This gives a clear, transparent idea on how you are keeping up with the plan or the amount of help and practice is necessary in this area. You should first focus on dividing your time into the specific categories according to your responsibilities and priorities, which for example may include −
- Visits by costumers
- Personal time
- Report writing time
- Reports reviewing time
- Planning and strategy making time
Sometimes, it is observed that despite all time-saving measures taken and all work efficiently organized, there are still hurdles that people face while designing sales forecasting reports. These hurdles are largely caused due to undesirable interferences in work or due to internal conflicting numbers from departments running multiple projects or disagreement on the sales forecast numbers as either too conservative (sure but low-profit prediction) or ambitious (unsure but high-profit prediction).
Sometimes your seniors and your team members do not need your report immediately. However, they might still walk to your desk or cubicle and engage in conversations or share opinions that are time-taking. Such actions are called “drop-ins”. Some examples of the various types of drop-ins are −
- When you are given unsolicited advice on forecasting.
- A customer crisis fell upon one of your sales staffs.
- One of your colleagues suggests referring to some independent survey.
You would initially think that the first and the third may help you in your task. However, following these steps takes away your attention from concrete, first-hand evidence and shifts it towards third-party survey results. The second one may seem like just some unproductive time duration, but the truth is that a large chunk of sales forecasting is tied to inter-departmental working, but not on individual cases, unless it happens to be a big player.
Keep in mind that you have included goals and objectives in your plan. Just compare these activities with the priorities you associate with your current task and choose accordingly.
Putting Fires Out
It is a common occurrence in Sales Forecasting to come across some strong difference of opinions. When a forecasting is done, it puts a number up for every department. In such cases, dissent is bound to happen.
For example, the forecasting said that the Sales Department will register a profit of 10%. However, the Sales Department might feel it is too ambitious. If you think it is not an emergency situation, you do not necessarily have to overreact the same way as others. If others see your overreaction, your reputation may go down, instead of going up. Remember that, these unwanted conflicts can be sorted out by relating them to your plan.

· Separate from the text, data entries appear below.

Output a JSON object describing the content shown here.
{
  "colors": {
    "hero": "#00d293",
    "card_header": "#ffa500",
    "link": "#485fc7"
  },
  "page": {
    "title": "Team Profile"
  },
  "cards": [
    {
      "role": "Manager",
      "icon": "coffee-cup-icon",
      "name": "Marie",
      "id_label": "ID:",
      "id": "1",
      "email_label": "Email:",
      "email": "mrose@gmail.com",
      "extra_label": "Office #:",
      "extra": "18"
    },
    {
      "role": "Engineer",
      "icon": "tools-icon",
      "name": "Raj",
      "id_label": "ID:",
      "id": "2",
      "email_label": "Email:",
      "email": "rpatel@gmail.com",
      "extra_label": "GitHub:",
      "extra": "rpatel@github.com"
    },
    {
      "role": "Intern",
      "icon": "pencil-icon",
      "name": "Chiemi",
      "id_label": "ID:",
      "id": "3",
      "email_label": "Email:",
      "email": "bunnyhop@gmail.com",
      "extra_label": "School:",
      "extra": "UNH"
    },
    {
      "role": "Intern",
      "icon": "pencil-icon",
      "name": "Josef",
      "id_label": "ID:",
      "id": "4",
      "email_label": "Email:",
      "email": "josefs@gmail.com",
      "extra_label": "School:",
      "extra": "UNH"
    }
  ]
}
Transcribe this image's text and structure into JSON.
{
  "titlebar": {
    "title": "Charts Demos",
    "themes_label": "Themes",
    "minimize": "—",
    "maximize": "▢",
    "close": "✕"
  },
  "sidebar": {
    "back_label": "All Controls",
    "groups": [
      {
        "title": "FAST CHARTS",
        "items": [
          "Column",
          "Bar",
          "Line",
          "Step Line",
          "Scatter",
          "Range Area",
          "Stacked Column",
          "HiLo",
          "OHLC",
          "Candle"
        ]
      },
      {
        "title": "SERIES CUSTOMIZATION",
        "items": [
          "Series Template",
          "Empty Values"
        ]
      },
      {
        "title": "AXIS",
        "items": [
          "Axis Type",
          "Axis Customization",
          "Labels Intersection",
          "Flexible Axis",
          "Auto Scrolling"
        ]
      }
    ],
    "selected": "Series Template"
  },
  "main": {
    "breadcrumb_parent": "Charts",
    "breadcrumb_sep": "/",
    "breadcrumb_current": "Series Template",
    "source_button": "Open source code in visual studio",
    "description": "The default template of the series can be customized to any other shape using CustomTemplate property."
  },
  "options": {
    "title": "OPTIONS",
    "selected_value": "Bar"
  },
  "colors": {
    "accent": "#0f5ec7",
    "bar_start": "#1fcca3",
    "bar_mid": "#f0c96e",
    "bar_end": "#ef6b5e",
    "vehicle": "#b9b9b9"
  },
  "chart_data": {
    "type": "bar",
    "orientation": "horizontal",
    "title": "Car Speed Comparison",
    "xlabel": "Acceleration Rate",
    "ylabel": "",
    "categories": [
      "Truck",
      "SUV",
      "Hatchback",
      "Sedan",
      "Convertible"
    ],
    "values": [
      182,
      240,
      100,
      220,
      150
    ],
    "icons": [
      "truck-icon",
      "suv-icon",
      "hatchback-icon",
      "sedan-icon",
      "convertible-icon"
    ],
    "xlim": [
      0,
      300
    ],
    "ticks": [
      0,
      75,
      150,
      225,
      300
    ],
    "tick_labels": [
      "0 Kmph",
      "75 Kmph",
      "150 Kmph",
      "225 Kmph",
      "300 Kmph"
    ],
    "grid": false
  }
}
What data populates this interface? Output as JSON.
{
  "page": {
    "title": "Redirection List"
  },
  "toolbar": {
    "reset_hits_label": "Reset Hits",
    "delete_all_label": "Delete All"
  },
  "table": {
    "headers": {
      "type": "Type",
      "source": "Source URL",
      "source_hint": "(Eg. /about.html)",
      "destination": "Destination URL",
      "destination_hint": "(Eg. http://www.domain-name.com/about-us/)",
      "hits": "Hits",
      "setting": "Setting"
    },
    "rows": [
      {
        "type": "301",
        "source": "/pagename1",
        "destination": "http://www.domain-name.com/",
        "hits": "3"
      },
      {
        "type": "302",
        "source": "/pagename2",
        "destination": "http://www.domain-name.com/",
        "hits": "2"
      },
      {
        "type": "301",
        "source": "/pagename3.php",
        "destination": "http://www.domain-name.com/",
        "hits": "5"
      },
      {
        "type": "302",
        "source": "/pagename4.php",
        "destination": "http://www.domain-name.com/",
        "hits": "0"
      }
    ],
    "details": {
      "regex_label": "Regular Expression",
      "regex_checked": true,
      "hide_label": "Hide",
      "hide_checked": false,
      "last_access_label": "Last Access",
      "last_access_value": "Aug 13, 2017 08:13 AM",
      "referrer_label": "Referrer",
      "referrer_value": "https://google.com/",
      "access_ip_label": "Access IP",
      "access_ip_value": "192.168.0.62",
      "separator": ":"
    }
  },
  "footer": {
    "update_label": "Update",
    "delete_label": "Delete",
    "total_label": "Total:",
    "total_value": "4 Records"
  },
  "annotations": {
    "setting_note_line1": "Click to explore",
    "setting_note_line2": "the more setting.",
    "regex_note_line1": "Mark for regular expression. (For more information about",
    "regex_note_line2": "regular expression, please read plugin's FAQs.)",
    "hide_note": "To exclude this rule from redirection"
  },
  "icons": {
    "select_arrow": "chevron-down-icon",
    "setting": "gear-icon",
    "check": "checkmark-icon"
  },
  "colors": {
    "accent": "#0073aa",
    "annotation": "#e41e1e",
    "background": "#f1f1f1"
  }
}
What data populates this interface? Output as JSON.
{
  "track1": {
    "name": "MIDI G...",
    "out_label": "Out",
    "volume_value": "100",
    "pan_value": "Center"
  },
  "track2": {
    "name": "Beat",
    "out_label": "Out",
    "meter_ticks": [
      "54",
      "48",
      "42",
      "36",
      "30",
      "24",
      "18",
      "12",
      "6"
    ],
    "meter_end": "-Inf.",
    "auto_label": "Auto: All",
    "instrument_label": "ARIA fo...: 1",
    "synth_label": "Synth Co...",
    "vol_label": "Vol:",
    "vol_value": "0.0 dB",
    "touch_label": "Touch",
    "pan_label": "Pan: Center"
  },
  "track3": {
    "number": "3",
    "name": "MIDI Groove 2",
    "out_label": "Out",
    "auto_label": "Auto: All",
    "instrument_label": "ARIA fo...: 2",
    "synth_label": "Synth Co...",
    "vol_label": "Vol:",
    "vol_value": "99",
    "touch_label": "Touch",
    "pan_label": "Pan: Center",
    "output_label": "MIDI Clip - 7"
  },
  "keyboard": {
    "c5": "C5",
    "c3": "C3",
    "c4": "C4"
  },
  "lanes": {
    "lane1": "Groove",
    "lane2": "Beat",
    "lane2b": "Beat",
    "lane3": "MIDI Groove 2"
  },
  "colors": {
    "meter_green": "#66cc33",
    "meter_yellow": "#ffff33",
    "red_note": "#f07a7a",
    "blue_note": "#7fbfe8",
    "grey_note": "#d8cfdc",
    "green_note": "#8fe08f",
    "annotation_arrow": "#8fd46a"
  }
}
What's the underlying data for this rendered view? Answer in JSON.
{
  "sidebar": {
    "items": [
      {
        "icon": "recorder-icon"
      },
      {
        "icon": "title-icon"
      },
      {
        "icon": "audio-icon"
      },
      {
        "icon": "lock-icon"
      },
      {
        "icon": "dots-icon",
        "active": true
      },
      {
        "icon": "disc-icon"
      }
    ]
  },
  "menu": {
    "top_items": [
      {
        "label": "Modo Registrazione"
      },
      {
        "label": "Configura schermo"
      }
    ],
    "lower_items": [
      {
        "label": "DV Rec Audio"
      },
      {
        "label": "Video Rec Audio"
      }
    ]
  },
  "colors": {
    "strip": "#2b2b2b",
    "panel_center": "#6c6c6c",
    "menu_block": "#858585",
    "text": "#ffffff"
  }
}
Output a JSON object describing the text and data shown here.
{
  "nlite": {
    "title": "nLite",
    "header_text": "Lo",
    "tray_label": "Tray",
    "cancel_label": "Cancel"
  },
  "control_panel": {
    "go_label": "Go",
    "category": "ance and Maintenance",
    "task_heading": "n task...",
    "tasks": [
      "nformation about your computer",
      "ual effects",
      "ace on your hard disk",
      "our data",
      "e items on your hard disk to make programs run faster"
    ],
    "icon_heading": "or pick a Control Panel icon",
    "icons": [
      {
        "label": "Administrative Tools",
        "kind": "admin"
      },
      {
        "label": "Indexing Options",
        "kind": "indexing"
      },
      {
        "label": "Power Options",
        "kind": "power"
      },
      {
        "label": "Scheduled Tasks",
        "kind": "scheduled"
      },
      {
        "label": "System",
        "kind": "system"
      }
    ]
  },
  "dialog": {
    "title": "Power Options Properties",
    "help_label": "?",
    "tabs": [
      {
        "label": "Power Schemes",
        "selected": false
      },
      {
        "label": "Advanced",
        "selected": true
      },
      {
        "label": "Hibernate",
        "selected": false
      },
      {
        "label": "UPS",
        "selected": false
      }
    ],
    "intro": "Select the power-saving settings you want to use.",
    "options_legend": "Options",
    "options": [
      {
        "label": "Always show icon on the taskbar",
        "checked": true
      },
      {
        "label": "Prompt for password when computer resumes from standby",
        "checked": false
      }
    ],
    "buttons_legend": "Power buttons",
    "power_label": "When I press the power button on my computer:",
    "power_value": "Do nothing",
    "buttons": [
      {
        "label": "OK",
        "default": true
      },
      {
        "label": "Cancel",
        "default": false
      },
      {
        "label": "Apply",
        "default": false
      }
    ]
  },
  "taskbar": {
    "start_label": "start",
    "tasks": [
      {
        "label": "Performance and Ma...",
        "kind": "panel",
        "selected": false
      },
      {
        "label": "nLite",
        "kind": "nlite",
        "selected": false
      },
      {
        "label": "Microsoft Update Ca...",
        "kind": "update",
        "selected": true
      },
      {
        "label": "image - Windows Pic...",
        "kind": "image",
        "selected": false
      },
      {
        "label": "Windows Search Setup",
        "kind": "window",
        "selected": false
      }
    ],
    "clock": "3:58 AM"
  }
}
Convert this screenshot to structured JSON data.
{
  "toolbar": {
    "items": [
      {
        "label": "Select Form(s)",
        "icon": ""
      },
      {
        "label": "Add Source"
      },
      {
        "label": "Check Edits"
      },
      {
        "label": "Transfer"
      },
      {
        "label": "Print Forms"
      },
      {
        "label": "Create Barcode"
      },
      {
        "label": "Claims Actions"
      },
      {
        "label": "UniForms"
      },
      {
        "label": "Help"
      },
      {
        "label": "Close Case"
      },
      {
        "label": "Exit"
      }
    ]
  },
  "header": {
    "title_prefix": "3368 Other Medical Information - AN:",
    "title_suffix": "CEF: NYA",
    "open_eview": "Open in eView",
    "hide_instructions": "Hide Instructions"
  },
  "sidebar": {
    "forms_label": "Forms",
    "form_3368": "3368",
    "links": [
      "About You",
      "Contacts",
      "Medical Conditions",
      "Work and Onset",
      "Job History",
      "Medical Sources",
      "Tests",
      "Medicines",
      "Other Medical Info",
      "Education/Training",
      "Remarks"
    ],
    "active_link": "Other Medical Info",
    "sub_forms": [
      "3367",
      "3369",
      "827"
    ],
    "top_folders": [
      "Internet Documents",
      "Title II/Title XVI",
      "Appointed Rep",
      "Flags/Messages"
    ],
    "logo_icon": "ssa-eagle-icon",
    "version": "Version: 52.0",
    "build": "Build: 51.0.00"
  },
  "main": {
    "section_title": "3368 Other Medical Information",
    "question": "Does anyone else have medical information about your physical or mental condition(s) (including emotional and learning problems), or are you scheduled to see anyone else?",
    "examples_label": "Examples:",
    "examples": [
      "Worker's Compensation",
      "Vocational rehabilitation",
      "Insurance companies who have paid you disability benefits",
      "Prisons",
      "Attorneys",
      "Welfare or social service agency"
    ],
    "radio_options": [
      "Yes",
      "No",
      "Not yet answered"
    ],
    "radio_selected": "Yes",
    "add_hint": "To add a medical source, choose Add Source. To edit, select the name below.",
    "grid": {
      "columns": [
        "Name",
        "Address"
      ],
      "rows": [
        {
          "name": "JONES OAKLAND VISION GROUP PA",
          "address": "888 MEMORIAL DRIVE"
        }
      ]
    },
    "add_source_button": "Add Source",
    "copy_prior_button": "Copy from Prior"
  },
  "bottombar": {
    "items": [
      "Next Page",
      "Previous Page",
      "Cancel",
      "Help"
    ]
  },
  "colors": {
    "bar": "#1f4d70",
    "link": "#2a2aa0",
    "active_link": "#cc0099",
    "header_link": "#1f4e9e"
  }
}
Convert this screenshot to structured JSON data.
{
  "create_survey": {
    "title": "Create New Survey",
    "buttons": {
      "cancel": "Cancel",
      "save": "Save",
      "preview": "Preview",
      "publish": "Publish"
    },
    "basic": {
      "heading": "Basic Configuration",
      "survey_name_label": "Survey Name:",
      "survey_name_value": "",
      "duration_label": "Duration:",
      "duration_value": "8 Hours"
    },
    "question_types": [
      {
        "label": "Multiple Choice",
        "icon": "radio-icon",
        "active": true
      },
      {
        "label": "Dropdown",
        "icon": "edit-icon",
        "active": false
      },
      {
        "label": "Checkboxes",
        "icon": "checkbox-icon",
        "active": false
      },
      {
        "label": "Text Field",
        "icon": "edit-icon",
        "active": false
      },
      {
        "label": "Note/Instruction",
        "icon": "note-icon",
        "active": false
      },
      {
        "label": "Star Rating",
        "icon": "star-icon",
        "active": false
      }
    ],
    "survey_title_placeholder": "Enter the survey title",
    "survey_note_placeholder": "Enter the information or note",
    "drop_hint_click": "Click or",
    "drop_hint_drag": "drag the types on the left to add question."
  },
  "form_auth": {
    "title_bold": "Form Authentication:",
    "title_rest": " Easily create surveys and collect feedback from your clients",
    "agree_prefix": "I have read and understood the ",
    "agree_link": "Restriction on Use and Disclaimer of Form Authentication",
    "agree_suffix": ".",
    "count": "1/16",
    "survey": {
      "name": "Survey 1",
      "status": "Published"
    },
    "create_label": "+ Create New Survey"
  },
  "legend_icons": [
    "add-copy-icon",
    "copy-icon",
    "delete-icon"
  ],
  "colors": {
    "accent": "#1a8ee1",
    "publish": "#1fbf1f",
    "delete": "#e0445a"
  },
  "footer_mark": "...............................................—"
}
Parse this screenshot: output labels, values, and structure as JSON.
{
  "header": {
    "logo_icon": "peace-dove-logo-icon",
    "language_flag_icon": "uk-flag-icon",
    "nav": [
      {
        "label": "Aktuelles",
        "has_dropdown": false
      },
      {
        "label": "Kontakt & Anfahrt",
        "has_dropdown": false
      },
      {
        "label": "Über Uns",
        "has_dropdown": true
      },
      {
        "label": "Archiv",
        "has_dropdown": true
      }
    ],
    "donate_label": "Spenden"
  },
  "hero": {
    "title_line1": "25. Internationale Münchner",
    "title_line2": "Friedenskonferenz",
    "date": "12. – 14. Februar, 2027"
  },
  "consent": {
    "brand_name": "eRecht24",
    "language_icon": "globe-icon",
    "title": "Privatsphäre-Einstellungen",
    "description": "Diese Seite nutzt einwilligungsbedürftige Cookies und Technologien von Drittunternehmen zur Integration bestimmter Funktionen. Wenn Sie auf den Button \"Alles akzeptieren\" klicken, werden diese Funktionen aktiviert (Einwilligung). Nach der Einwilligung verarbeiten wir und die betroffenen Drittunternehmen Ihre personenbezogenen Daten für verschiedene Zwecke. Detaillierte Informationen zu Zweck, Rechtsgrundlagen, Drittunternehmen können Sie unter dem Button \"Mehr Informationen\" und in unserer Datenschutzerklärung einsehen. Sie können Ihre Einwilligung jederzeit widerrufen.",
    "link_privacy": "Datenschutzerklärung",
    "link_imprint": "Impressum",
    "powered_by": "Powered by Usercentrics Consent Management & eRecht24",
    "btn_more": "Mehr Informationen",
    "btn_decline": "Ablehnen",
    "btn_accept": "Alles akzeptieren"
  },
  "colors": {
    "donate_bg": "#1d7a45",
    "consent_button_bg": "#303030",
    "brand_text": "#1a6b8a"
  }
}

Very often other auxiliary projects may pop up that may require some of your time and effort. Though they may need your attention, you can push them back in the priority list. Moreover, the ideology here is to stick to the truth. In case of these projects, you should consult the manager and others associated to prioritize things.